We’ve all been told as long as we can remember that smoking is bad for you and can ultimately result in an early death. There’s no disputing this. It’s a fact and it’s supported by decades of research and scientific evidence. The following are some statistics provided by the CDC and AAFP:
- Pharmacologically, nicotine is as addictive as heroin or cocaine
- Higher relapse rates in smokers
- Cigarette smoking causes more than 480,000 deaths each year in the United States
- Smoking causes stroke and coronary heart disease—the leading causes of death in the United States
- Studies indicate that more than 80 to 95 percent of the chemically dependent are regular smokers
- Years of alcohol dependence inflict a great deal of stress on the body, which means that recovering alcoholics are at greater risk for tobacco-related illness
Although these are only a few facts and hardly scratch the surface as far as the effects of tobacco use, many treatment centers still allow patients to continue to smoke.
Lakeview Health is one of those facilities. While they do allow patients to bring cigarettes into treatment and provide designated smoking areas on campus, they also offer tobacco cessation classes for those patients who wish to stop smoking and encourage those who smoke to join the class. It is a voluntary six-week program which two of their therapists have been trained to facilitate through the Area Health Education Center Program at Florida State University (AHEC/FSU). Not all patients can complete the full program due to time restraints of their length of stay in treatment; however some patients do quit smoking prior to completion of the program.
Patients who volunteer to attend these classes are offered nicotine gum, lozenges, and patches to help them quit smoking. Throughout the course, they will learn about the effects of tobacco on their health, the health of those around them, relapse prevention, managing addiction, and developing a plan without tobacco use. The class also implements the Transtheoretical Model of Change which conceptualizes the process of intentional behavior change. This allows patients to better understand the stages they will go through while they’re modifying their behavior.
Some may think that it’s contradictory for an addiction treatment facility to allow patients to continue to engage in addictive behavior, however, it is important to conquer one thing at a time; similar to taking your recovery one day at a time. In a perfect world, conceivably, all addiction facilities would be tobacco free, but since we don’t live in a perfect world, the next best thing is to inspire people in treatment to be educated and learn the facts, until the transition can be made to a tobacco-free campus.

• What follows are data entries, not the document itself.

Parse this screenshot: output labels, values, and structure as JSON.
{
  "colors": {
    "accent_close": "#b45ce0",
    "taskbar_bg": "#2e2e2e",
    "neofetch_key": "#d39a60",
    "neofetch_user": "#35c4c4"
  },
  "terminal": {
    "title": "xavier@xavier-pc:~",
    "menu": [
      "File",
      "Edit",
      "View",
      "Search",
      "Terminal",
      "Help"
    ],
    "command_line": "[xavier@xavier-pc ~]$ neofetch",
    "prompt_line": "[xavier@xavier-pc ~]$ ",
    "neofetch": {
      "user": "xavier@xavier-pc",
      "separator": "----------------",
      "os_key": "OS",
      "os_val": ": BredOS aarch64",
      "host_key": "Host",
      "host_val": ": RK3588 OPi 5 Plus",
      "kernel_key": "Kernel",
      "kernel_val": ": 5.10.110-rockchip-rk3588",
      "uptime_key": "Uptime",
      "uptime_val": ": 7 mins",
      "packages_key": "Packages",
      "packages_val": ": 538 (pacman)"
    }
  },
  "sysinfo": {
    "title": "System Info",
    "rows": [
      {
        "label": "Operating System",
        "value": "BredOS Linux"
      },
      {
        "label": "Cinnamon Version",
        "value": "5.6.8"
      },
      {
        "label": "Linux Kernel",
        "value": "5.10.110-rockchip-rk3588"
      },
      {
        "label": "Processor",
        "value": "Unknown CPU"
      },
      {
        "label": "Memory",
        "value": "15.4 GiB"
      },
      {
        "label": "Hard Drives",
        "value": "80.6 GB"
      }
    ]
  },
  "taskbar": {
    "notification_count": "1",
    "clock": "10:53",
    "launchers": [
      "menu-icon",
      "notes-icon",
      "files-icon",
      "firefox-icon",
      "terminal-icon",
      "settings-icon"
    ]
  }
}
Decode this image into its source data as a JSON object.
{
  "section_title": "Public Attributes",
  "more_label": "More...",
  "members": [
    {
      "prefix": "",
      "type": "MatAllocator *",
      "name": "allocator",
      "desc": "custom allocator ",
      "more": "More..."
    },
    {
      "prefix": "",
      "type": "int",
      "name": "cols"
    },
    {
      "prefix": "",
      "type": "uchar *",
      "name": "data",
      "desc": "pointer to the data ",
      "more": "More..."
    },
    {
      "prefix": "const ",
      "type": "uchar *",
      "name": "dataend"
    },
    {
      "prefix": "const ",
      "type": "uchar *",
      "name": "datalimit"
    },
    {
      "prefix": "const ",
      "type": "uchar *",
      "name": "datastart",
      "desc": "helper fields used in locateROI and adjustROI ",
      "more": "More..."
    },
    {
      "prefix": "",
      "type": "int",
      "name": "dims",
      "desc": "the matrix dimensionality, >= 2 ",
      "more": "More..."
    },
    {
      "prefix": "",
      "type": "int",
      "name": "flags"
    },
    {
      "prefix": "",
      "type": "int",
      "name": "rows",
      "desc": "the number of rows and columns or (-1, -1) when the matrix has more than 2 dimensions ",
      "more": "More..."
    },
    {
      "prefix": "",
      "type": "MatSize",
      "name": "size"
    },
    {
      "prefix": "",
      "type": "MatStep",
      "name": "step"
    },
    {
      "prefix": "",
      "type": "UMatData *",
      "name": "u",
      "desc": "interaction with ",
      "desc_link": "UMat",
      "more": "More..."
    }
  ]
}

Lakeview Health ultimately wants patients returning to a functioning lifestyle free of drugs and alcohol, encouraging those who smoke to quit along the way. They believe becoming a tobacco-free facility is a process and they are working towards it one day at a time.